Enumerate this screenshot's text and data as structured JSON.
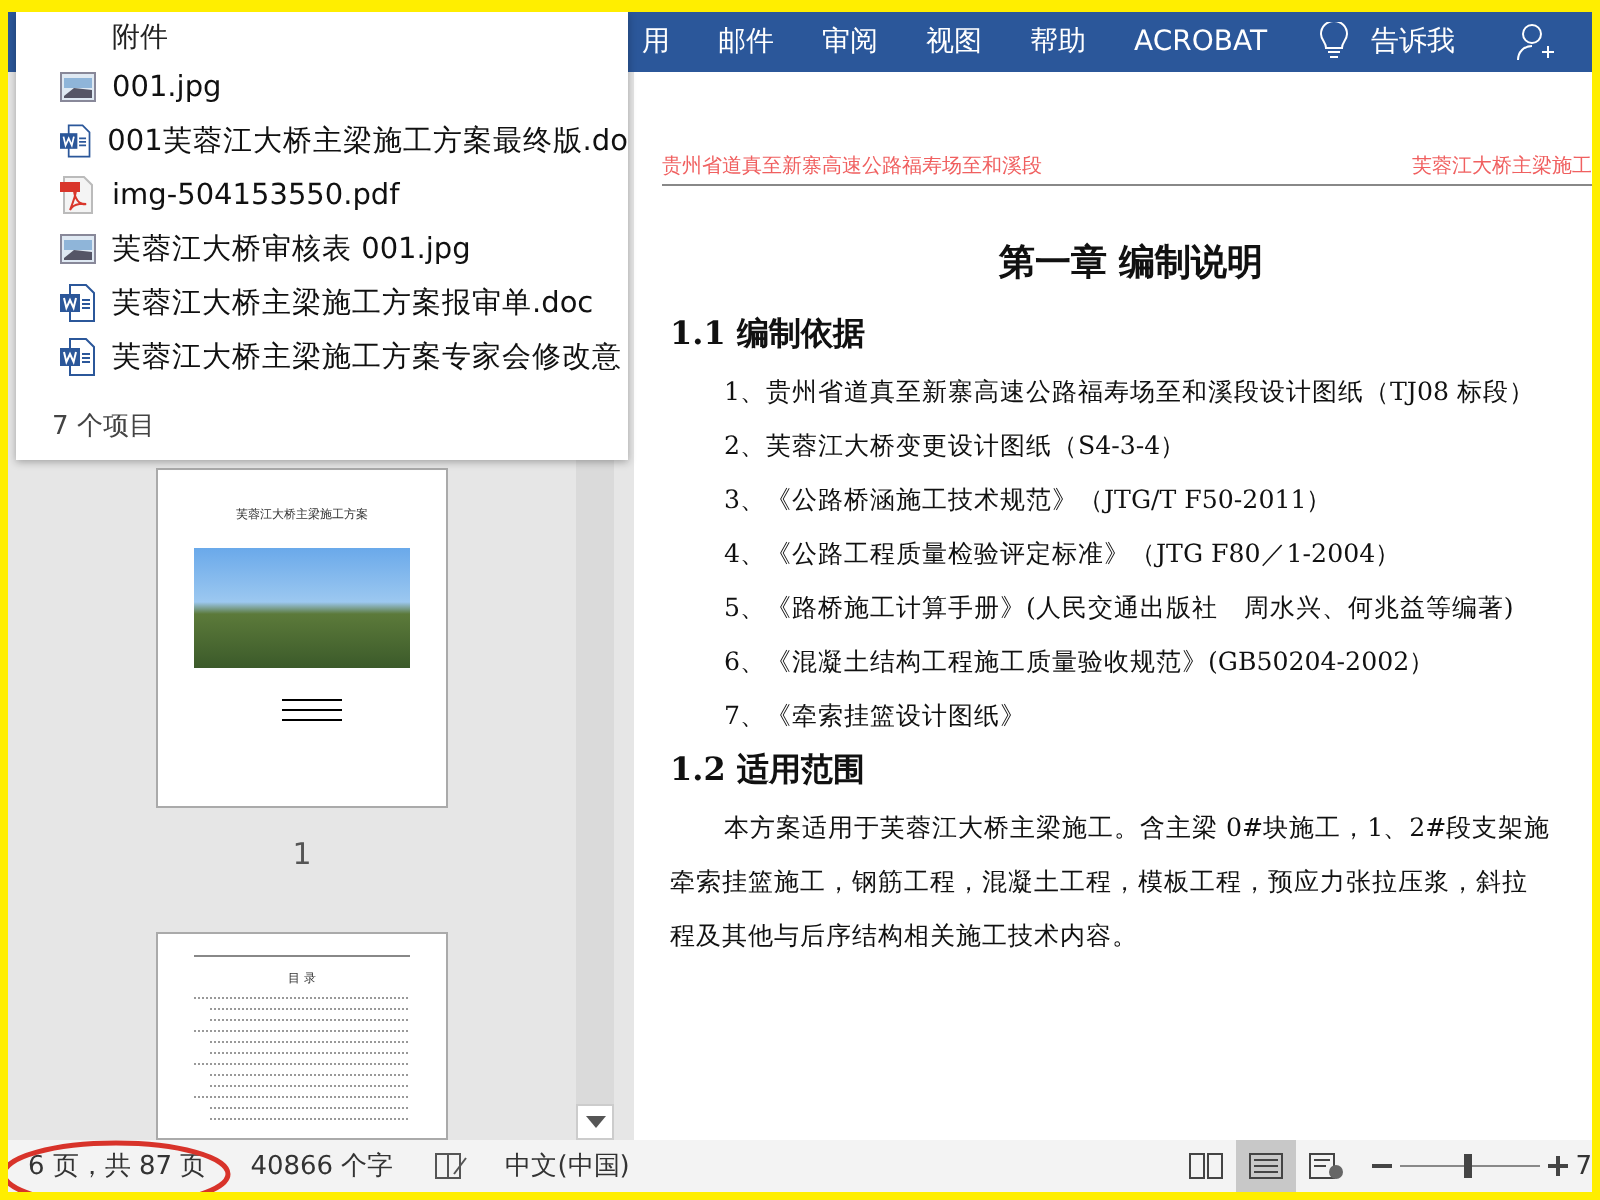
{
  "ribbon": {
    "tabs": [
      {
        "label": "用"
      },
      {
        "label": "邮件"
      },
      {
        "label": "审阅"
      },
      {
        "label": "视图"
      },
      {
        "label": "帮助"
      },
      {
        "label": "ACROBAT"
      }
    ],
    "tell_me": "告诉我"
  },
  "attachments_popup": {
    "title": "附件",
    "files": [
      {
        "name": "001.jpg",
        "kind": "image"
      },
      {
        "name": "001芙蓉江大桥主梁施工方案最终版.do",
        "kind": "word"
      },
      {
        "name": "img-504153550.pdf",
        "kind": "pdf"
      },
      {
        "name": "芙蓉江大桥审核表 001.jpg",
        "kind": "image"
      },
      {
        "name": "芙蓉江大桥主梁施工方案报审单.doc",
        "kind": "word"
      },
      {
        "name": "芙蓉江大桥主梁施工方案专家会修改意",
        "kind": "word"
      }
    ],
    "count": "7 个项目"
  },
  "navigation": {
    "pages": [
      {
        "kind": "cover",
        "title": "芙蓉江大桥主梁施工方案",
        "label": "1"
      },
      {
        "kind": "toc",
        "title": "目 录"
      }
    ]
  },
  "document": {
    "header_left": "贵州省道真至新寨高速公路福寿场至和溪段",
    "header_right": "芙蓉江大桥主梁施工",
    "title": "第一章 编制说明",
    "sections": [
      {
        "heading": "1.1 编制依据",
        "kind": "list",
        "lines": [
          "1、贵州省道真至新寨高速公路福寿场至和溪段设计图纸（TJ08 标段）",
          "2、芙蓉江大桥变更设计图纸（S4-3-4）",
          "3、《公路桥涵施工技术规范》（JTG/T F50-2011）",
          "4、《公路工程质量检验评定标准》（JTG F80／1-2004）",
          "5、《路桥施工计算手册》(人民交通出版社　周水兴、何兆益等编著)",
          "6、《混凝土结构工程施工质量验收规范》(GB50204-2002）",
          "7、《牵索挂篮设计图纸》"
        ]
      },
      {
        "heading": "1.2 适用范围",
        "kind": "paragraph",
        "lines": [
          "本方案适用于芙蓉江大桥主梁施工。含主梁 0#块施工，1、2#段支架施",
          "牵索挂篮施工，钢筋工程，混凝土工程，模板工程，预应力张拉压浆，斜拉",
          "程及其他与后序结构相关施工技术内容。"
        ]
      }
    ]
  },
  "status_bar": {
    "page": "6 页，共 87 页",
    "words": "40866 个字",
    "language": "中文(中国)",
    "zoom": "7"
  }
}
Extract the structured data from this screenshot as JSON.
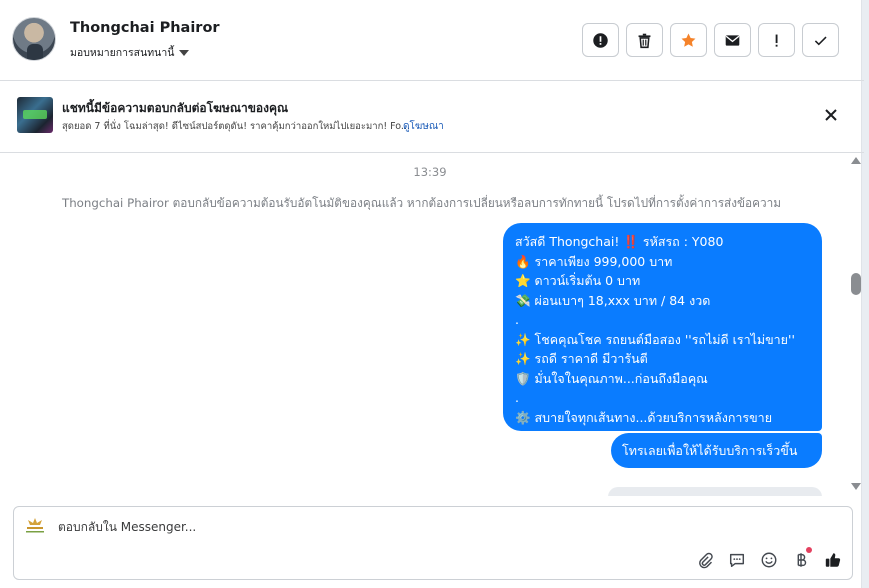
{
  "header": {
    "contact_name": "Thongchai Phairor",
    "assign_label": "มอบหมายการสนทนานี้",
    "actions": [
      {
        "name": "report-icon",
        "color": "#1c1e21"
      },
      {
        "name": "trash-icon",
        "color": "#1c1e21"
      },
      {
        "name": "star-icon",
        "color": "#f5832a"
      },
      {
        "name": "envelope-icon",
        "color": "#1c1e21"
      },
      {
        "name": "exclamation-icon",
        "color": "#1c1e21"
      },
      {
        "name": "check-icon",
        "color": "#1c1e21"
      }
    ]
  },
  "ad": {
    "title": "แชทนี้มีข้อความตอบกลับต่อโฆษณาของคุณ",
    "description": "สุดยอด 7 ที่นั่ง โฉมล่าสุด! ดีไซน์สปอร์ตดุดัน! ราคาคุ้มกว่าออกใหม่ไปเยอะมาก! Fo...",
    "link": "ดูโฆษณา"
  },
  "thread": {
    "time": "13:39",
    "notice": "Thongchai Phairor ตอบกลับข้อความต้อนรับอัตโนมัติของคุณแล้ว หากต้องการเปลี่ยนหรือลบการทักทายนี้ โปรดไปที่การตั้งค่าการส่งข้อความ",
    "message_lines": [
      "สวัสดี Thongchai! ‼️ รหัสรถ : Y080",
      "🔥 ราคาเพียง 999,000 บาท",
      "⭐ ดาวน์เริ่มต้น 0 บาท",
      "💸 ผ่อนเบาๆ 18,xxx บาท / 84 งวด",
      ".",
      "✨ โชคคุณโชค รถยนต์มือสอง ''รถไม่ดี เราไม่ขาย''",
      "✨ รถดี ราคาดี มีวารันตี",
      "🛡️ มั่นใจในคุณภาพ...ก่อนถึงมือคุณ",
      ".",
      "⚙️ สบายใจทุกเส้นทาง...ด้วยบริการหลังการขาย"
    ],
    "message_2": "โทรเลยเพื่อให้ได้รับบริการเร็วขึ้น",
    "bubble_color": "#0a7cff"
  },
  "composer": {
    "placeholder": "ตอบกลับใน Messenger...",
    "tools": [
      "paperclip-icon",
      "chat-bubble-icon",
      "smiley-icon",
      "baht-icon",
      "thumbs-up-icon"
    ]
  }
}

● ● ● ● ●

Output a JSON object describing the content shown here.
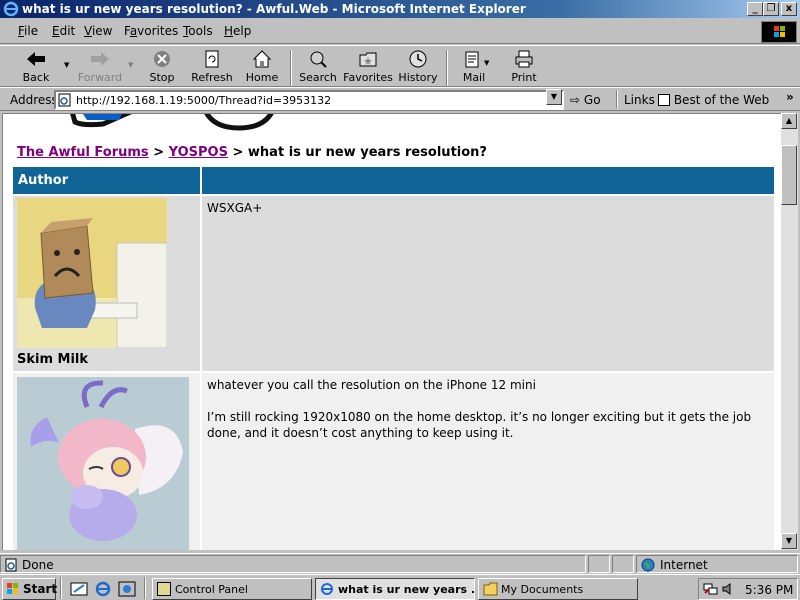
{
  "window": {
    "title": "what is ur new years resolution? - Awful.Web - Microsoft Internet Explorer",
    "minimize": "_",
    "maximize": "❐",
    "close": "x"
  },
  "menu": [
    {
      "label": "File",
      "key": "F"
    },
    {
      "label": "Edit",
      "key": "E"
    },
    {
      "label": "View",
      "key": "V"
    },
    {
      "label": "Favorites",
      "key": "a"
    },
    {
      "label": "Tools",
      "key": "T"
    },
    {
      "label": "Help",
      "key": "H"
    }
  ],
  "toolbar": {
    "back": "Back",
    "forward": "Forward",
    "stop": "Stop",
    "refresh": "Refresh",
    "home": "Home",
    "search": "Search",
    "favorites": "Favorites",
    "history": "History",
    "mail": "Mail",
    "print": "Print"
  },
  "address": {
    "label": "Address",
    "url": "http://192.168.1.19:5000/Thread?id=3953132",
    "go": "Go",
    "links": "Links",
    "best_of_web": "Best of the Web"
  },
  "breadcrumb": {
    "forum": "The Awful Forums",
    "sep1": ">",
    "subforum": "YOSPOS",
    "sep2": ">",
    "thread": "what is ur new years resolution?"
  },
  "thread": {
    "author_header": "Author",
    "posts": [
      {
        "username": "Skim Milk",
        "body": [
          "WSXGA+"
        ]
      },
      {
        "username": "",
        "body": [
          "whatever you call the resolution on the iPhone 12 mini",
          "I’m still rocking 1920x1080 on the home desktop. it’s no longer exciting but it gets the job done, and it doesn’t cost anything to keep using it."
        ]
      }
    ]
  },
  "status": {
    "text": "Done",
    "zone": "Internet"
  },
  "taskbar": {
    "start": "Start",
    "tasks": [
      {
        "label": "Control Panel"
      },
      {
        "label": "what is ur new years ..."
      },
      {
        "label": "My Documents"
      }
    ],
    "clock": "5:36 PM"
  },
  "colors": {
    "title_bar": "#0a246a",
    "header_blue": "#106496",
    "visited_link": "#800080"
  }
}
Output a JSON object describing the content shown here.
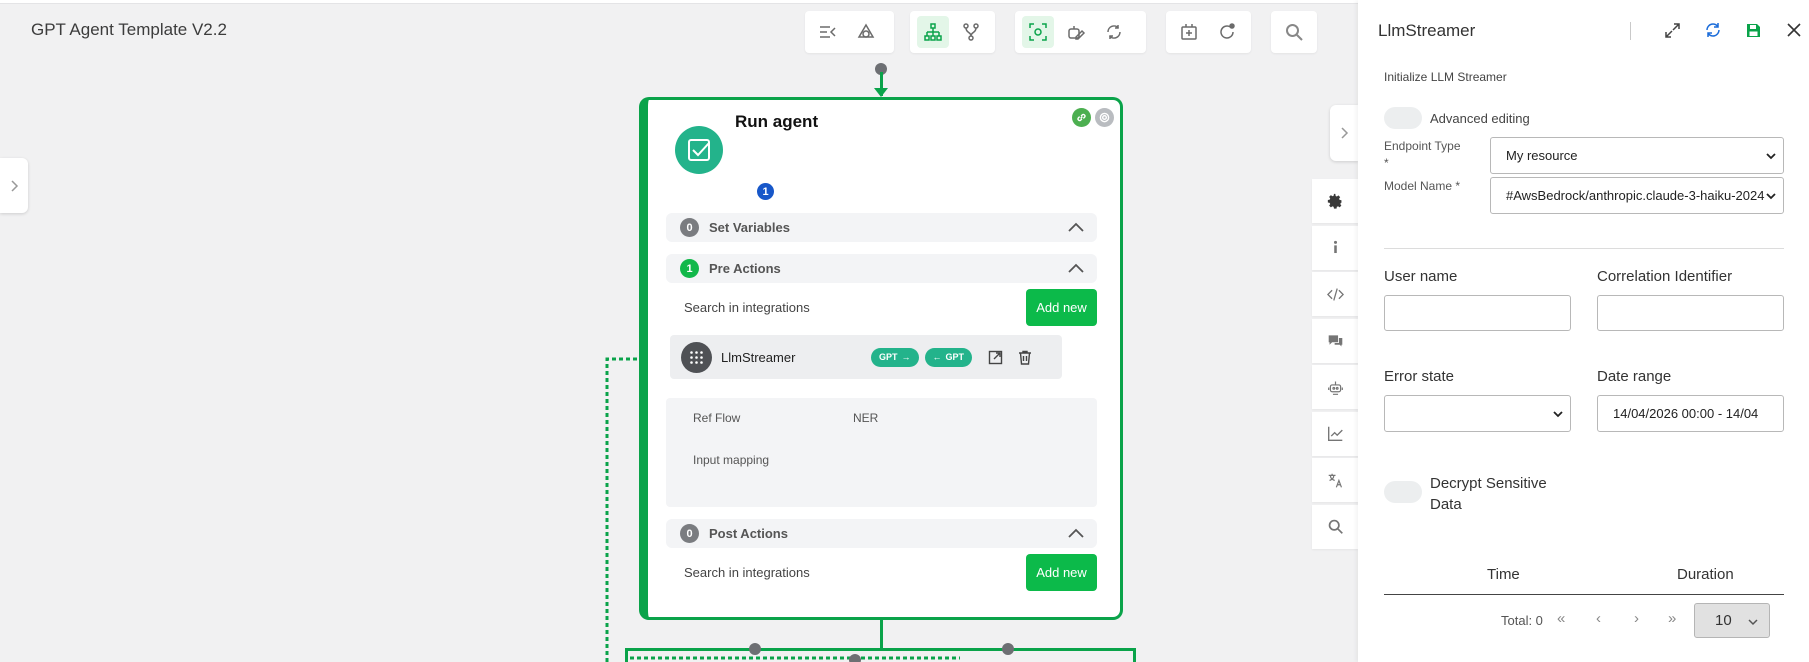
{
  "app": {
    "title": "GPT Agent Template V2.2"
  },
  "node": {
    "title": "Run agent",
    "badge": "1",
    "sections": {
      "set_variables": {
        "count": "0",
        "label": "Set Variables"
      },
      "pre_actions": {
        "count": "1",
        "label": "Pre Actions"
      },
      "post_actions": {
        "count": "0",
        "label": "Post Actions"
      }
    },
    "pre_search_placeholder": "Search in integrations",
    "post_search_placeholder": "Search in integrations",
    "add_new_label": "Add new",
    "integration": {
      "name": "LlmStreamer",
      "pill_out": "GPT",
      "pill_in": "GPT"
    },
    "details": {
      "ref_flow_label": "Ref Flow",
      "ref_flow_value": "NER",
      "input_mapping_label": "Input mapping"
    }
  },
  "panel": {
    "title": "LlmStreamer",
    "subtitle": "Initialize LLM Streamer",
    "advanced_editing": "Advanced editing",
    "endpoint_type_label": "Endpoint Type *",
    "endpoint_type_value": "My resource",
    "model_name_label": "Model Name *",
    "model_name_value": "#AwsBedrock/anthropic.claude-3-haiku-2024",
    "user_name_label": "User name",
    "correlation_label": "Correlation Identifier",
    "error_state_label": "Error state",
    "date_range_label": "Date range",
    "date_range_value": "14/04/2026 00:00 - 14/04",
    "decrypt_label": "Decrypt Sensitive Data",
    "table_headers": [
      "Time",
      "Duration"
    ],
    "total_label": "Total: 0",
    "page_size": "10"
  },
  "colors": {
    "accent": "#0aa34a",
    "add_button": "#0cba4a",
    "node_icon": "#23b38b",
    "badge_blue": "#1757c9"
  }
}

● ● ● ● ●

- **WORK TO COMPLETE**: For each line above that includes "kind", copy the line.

- **SOLUTION**:
        "kind": "image"
        "kind": "word"
        "kind": "pdf"
        "kind": "image"
        "kind": "word"
        "kind": "word"
        "kind": "cover",
        "kind": "toc",
        "kind": "list",
        "kind": "paragraph",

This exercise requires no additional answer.